To explore the parallels between law and technology, and draw further on their interconnectedness for both research and teaching and learning, the University of Cape Town (UCT) has undertaken to establish Africa’s first Centre for Law and Technology.
The multidisciplinary centre, to be housed in UCT’s Faculty of Law, will pilot research and teaching and learning from the perspective of law and technology in a bid to keep up with the demands of a modern, tech-driven world.
This was revealed by Dean of Law Professor Danwood Chirwa, during the facultyʼs 160th anniversary celebration in Cape Town this week.
Alumni, members of the Leadership Lekgotla including Vice-Chancellor Professor Mamokgethi Phakeng, deans of faculties and former Deputy Vice-Chancellor for Research and Internationalisation and former Dean of Law Professor Danie Visser, joined the festivities at the Old Granary in the city on Thursday, 17 October.
“Those that came before us long recognised the link between law and humanities and between commerce and law, and introduced combined degree programmes in these fields. Now we see the interconnections between law and technology, and we think these links are worth exploring,” Chirwa said.
“Our efforts must continue so that we can be more inclusive and more diverse in all respects, including race, disability, sexual orientation and social background.”
“We can’t be complacent”
Reflecting on the 160-year milestone, he told the audience that age can either be seen as a yoke, or it can provide impetus for greater achievement. It will become a yoke if people choose to be complacent, he added.
“Ignoring the rapid and gradual changes taking place in society can’t be an impetus for greater achievement.
“Our efforts must continue so that we are more inclusive and more diverse in all respects, including race, disability, sexual orientation and social background.”
He said there have been ongoing debates in the faculty about just how much globalisation and technology continue to impact the LLB academic programme. The effect of Generation Z, and the number of new ways of consuming knowledge and how they have impacted the teaching of law in particular have also come under scrutiny.
But using these trends to impact legal education and benefiting from them is what really counts.
“All this has compelled us to think more and examine ourselves. We’ve been thinking more of improving our teaching,” he said.
What’s good for teaching
For a long time, academics in the faculty placed teaching methodologies and philosophies on the backburner. But that has changed.
Today, Chirwa said, discussions on what is good for teaching law and the methods to get it right drive conversations. Academics in the faculty are also more sensitive to students’ ideas and opinions, and involving them in key decisions that directly affect them is common.
“Previously, we treated students’ views on teaching, and our teaching specifically, as distractions and lame excuses.

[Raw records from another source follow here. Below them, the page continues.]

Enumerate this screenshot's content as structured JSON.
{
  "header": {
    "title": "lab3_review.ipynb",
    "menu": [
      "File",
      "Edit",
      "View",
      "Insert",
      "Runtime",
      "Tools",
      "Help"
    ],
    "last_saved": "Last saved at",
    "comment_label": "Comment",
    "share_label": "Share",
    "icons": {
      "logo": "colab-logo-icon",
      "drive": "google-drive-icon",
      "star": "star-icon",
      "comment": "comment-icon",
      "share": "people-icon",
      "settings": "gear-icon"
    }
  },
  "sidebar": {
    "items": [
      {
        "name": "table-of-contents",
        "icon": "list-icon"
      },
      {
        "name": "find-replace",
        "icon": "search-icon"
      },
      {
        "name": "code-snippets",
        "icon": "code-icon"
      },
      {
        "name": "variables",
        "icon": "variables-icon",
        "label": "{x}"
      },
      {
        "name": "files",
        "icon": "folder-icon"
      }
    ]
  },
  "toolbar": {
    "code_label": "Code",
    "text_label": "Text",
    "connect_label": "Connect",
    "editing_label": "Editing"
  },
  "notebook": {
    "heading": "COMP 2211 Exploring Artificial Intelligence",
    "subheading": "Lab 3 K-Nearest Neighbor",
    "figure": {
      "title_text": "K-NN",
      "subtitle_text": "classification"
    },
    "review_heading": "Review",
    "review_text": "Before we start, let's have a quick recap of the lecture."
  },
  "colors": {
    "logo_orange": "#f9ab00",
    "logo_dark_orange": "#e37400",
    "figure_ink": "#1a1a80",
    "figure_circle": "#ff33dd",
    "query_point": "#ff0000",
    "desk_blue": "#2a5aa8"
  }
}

Now we are more responsive to student input and participation in decision making.”
Some plans already in place to revolutionise the faculty and connect students and academics include the recent establishment of the Law/Tech Club. The club provides a space for students and staff to come together and engage about law and technology.
“All this has made us better and stronger, and can make us even better.”
In the next five years the faculty hopes to establish a combined degree programme that will draw into the LLB programme students in information systems, mathematics and computer science. There are also plans to offer a postgraduate programme in law and technology, and a skills course in law and technology for LLB students.
“All of this has made us better and stronger, and can make us even better. We have a history of resilience, self-examination, adaption and [we’ve been on] a quest for constant progress. If we continue with that spirit, we can be what we wish to be,” Chirwa said.
OCTOBER 2019 | STORY NIÉMAH DAVIDS. PHOTOS BRENTON GEACH